Activity:
Take from the material every line containing the string "value" and copy it.

Start of Source information

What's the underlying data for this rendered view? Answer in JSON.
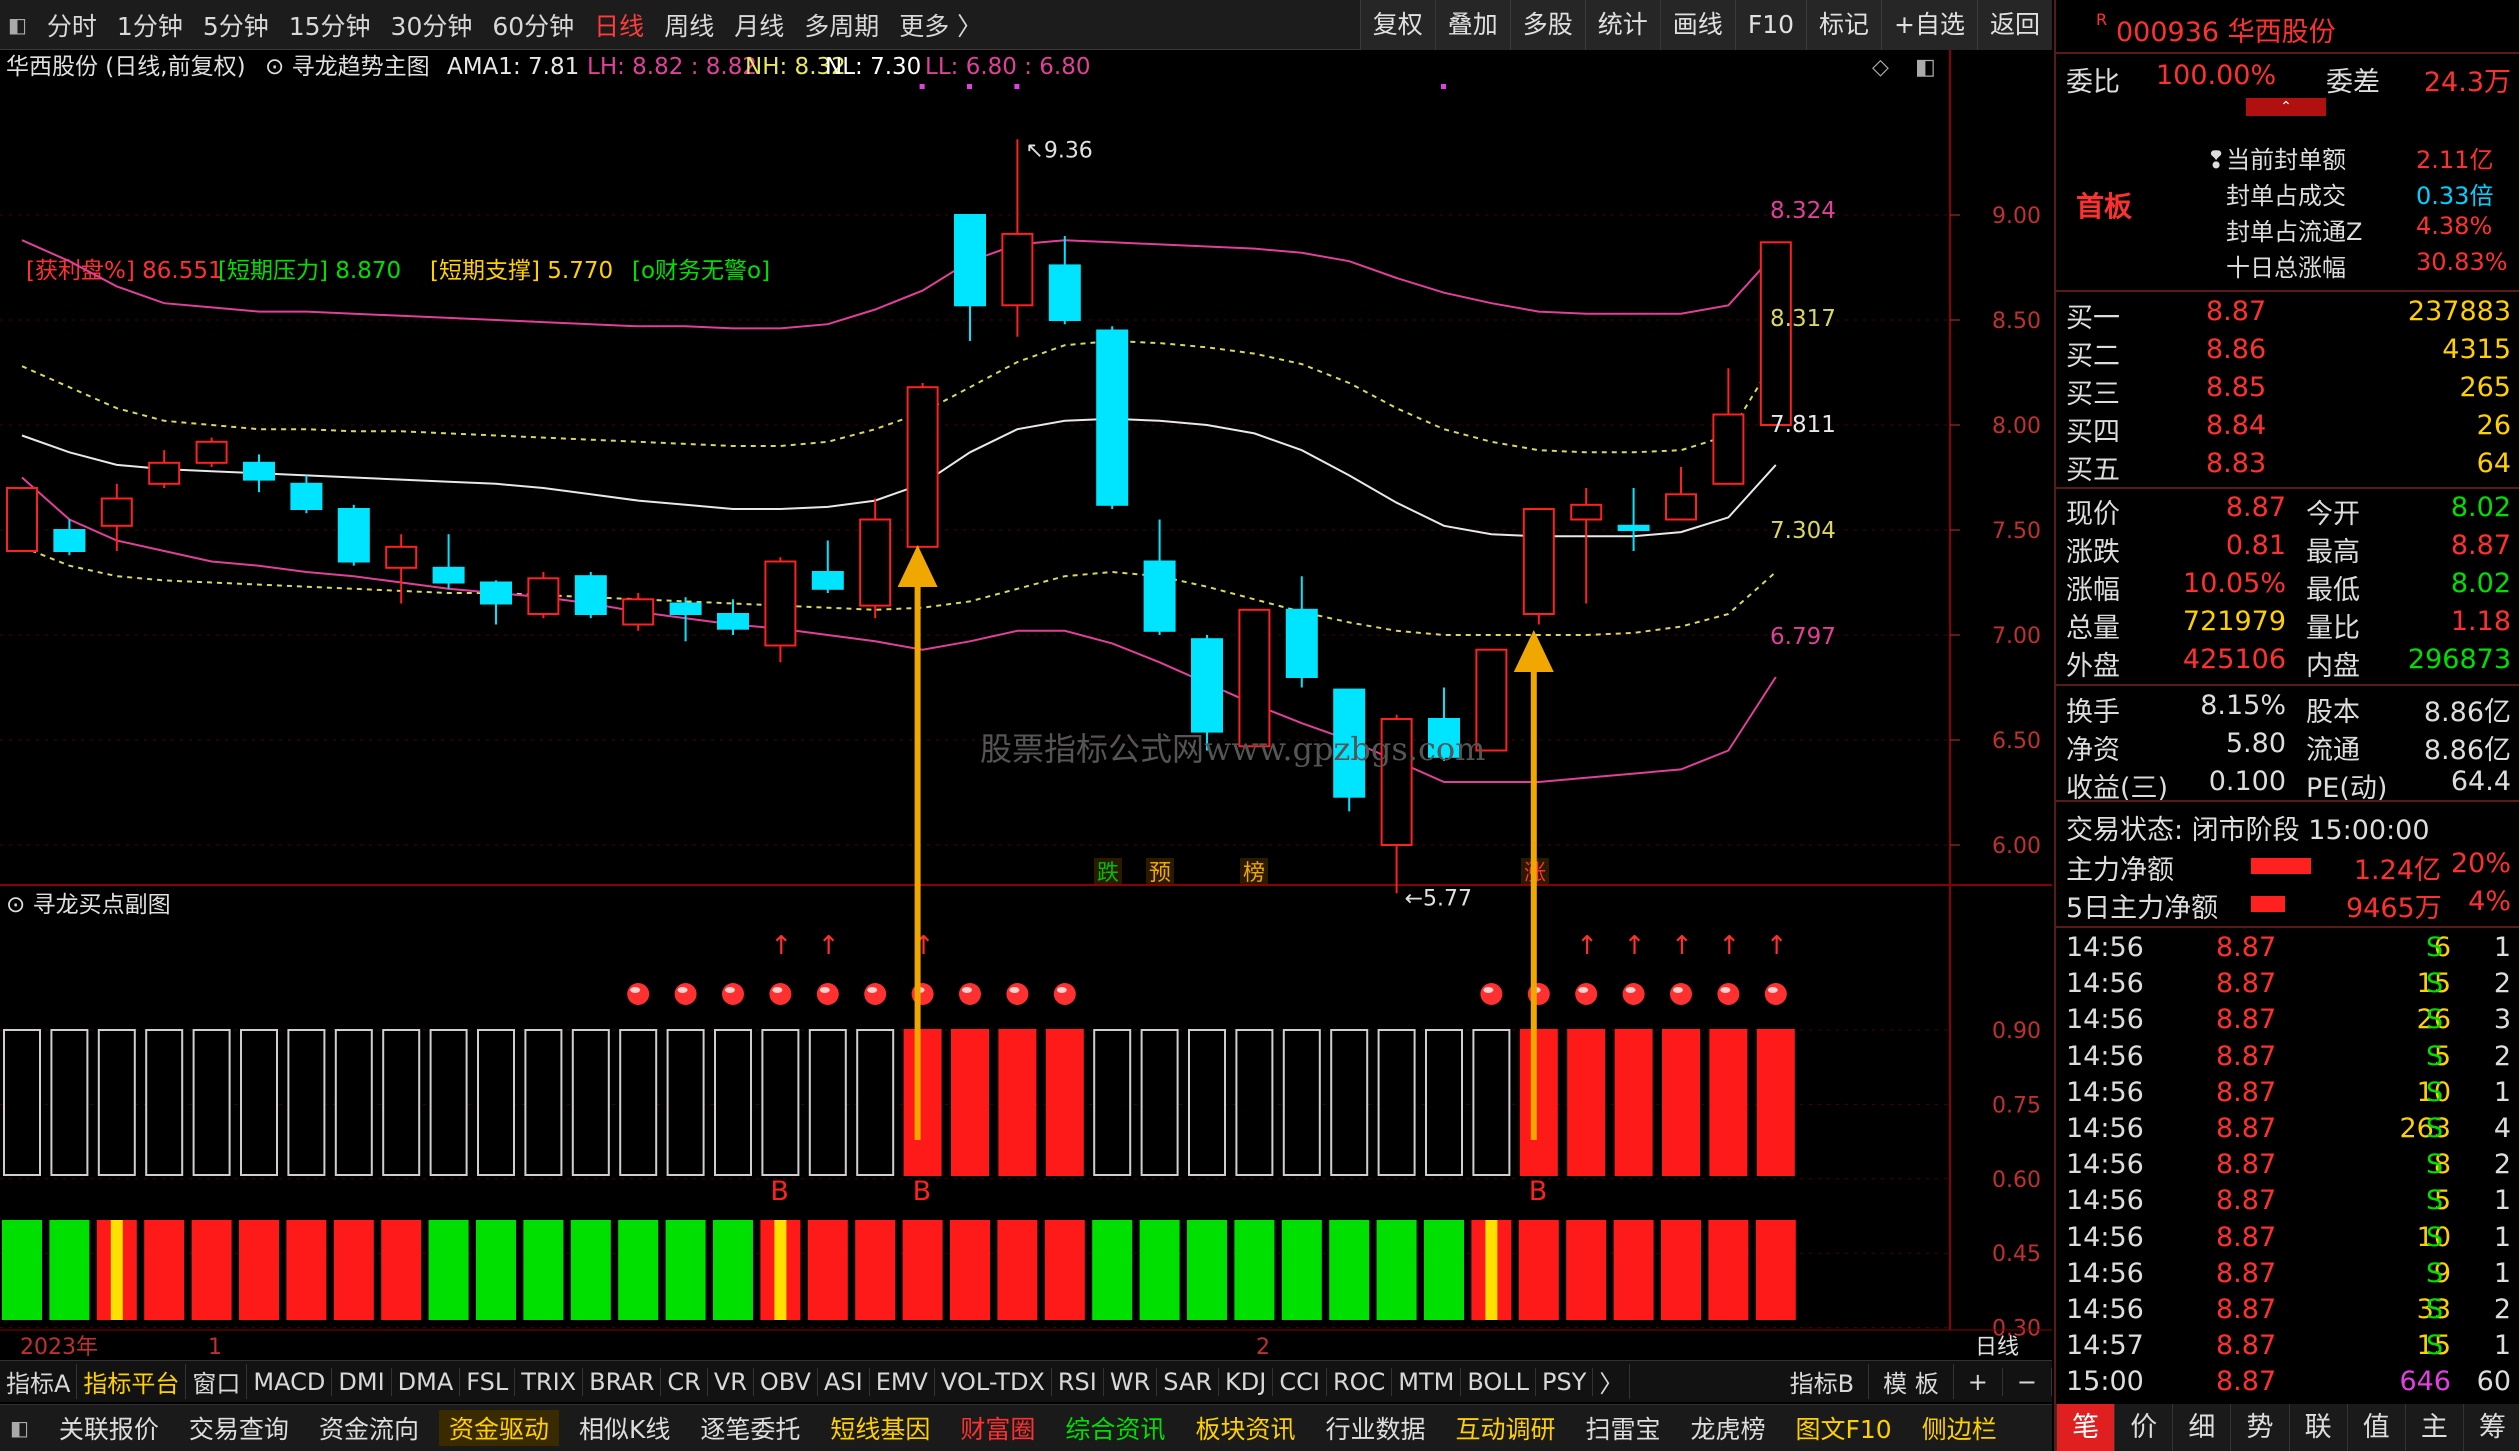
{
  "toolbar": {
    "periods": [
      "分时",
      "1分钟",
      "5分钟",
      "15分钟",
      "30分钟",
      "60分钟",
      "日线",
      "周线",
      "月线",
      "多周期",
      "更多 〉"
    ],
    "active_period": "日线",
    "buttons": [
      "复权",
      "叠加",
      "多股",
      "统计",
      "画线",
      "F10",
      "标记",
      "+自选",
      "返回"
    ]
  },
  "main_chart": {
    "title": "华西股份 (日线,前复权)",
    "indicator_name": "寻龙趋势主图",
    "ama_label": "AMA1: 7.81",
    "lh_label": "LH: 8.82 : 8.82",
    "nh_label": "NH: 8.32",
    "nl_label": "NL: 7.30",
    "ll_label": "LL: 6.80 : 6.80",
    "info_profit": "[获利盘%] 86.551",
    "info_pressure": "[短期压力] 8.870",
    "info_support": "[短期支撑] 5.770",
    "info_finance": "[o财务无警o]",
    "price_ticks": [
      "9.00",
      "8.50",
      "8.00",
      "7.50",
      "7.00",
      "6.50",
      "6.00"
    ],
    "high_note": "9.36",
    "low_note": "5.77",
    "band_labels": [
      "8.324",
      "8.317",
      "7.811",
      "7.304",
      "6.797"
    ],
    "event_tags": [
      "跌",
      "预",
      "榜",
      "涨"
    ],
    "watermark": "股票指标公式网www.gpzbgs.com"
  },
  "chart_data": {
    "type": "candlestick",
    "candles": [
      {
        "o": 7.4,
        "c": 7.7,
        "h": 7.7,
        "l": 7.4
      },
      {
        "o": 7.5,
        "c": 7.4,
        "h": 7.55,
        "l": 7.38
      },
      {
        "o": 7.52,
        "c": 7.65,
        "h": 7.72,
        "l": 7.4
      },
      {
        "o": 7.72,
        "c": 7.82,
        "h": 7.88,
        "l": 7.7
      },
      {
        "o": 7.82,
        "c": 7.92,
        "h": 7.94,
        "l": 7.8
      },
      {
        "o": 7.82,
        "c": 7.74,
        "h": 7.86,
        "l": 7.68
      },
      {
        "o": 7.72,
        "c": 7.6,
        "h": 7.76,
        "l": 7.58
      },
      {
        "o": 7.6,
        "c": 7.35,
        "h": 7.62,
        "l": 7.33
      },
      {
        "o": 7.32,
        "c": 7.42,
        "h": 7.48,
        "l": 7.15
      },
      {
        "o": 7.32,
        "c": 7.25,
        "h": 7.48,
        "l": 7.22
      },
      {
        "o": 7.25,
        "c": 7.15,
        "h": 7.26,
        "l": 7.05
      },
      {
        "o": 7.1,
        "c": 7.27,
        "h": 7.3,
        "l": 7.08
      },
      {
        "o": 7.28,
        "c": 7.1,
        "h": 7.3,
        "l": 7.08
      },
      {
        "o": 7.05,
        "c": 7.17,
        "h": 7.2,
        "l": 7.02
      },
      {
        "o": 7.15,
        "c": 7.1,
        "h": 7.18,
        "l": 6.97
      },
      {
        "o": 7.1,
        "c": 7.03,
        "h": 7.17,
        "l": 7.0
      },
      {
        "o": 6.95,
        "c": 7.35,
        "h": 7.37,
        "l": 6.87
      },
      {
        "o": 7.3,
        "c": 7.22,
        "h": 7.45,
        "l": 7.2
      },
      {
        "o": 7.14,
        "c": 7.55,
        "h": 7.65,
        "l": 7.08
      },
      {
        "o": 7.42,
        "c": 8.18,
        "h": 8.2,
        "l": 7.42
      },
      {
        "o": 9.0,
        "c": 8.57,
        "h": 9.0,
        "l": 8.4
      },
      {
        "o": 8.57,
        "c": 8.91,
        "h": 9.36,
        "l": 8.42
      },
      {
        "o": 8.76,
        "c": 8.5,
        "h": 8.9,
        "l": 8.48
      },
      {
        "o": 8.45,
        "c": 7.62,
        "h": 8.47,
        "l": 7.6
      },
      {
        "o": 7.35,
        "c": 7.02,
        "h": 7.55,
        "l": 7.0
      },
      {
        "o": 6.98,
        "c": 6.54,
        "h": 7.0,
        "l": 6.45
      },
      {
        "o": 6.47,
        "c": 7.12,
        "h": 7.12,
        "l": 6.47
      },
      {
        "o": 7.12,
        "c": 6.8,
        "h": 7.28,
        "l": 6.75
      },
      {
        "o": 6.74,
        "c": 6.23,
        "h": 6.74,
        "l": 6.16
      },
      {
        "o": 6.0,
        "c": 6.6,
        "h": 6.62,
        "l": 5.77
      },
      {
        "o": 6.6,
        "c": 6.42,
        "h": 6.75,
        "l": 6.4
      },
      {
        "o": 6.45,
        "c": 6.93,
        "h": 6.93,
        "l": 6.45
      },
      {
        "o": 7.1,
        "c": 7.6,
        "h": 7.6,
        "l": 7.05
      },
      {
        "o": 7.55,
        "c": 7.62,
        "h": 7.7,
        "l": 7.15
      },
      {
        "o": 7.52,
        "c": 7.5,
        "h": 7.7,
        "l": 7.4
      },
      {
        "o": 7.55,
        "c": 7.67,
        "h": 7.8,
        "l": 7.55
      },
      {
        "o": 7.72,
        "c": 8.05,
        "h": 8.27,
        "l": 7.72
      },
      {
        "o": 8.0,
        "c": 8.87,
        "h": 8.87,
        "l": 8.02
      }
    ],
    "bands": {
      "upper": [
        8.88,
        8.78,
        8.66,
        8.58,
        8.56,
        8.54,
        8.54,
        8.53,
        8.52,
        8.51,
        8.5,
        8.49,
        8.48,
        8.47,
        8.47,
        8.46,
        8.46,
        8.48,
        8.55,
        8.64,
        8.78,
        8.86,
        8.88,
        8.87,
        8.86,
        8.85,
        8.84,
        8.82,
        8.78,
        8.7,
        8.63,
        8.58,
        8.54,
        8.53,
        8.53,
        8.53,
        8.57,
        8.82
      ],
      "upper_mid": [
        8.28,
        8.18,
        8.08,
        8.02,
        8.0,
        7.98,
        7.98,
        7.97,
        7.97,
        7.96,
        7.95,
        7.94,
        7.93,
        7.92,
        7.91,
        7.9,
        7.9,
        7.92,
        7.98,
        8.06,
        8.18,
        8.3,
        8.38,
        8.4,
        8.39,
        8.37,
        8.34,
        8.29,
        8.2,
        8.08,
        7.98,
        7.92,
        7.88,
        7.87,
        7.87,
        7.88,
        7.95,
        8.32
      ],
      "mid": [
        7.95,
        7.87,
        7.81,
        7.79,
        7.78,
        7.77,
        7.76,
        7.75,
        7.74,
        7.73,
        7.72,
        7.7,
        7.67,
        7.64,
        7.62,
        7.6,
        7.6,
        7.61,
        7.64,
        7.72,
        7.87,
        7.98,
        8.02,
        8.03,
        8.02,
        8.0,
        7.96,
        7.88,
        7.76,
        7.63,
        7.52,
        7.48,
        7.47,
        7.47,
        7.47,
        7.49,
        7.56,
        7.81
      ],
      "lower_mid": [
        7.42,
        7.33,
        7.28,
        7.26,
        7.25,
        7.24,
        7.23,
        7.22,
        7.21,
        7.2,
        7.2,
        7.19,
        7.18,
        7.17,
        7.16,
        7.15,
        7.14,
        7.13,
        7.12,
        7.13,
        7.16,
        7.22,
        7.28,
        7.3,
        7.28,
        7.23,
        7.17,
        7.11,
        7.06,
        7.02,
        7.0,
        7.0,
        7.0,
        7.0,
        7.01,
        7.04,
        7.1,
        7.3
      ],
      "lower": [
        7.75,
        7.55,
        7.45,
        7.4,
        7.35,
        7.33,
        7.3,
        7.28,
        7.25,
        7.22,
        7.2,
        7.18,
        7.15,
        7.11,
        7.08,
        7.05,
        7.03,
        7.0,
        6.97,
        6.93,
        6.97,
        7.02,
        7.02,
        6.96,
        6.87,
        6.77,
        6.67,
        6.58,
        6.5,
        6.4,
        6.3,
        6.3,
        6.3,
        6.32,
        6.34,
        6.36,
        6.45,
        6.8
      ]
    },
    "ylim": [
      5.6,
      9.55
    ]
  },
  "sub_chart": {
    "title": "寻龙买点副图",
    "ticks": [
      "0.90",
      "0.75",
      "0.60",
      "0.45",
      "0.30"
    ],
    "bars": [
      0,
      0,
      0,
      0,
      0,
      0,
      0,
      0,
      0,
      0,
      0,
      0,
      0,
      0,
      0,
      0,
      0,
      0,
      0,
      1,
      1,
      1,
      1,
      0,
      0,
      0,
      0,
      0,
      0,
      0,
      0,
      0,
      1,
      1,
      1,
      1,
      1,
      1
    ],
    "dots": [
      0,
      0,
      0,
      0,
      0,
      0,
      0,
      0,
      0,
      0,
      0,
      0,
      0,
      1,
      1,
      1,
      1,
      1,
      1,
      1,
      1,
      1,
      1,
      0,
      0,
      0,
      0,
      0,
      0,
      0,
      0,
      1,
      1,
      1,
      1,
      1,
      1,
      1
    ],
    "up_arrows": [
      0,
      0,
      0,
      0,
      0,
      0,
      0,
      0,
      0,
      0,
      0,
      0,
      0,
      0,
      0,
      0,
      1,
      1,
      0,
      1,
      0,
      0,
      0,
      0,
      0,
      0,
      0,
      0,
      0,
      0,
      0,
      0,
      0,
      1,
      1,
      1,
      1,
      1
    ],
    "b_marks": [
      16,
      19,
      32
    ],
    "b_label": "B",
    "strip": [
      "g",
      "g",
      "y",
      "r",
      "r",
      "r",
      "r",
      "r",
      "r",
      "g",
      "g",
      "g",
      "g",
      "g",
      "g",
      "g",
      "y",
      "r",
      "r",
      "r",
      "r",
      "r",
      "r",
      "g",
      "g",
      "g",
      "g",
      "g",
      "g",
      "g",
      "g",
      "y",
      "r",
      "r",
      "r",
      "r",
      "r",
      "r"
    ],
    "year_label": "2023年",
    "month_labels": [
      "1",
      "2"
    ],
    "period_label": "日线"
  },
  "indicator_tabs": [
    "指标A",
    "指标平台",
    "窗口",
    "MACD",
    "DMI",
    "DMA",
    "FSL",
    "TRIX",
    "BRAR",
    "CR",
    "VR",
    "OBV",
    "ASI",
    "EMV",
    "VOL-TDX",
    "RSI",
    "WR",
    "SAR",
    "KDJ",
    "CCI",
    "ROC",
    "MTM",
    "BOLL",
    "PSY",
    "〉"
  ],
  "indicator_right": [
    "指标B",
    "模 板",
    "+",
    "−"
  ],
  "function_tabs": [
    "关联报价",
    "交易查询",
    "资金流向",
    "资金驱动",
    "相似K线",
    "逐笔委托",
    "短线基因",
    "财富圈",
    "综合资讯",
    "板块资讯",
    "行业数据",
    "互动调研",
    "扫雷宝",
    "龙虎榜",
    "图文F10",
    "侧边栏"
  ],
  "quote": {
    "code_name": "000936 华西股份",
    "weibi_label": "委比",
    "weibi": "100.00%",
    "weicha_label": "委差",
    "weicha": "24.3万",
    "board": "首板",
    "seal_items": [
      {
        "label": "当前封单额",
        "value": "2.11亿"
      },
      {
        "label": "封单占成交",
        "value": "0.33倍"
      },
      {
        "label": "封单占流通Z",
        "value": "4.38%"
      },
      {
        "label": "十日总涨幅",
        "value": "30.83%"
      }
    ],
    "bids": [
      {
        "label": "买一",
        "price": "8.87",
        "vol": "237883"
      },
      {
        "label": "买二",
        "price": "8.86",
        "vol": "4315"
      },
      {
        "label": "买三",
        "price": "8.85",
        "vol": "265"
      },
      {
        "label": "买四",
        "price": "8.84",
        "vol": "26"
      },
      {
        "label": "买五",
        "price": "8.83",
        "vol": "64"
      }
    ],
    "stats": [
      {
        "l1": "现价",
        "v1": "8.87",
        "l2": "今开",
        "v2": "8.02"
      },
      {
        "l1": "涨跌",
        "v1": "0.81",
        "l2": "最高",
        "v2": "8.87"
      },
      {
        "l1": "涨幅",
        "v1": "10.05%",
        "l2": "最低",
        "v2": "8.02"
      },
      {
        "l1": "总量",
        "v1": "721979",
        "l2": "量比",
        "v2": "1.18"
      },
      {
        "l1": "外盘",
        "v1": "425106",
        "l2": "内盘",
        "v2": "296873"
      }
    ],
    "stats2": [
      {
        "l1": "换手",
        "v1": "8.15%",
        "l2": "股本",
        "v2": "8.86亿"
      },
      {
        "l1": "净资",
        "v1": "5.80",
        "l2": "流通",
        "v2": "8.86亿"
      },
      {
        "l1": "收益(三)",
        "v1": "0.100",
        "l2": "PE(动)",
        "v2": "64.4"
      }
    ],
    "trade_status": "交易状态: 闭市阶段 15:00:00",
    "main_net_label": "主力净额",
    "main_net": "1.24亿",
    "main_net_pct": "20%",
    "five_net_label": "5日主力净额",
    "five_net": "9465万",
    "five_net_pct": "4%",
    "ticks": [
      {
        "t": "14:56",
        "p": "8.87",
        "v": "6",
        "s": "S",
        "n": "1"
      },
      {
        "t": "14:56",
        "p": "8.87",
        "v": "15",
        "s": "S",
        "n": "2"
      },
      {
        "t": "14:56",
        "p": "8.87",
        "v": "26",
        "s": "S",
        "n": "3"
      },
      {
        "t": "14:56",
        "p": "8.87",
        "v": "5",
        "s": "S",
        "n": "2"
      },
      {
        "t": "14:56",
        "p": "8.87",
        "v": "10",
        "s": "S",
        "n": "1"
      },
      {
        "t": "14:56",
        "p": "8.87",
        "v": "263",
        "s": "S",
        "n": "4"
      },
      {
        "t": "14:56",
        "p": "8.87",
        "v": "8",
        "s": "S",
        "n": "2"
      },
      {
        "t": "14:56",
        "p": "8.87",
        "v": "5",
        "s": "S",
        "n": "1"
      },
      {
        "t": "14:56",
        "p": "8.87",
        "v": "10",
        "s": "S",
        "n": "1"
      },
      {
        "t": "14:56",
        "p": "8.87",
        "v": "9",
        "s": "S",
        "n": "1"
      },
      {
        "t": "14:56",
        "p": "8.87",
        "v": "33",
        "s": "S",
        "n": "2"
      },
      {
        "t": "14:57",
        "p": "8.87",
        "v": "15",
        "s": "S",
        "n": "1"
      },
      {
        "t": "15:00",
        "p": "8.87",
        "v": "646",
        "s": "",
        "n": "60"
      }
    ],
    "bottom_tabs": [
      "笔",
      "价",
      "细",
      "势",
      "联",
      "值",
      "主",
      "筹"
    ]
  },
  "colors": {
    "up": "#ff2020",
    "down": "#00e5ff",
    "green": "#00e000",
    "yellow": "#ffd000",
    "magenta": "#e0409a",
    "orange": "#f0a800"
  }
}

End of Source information

Exercise solution:
        "value": "2.11亿"
        "value": "0.33倍"
        "value": "4.38%"
        "value": "30.83%"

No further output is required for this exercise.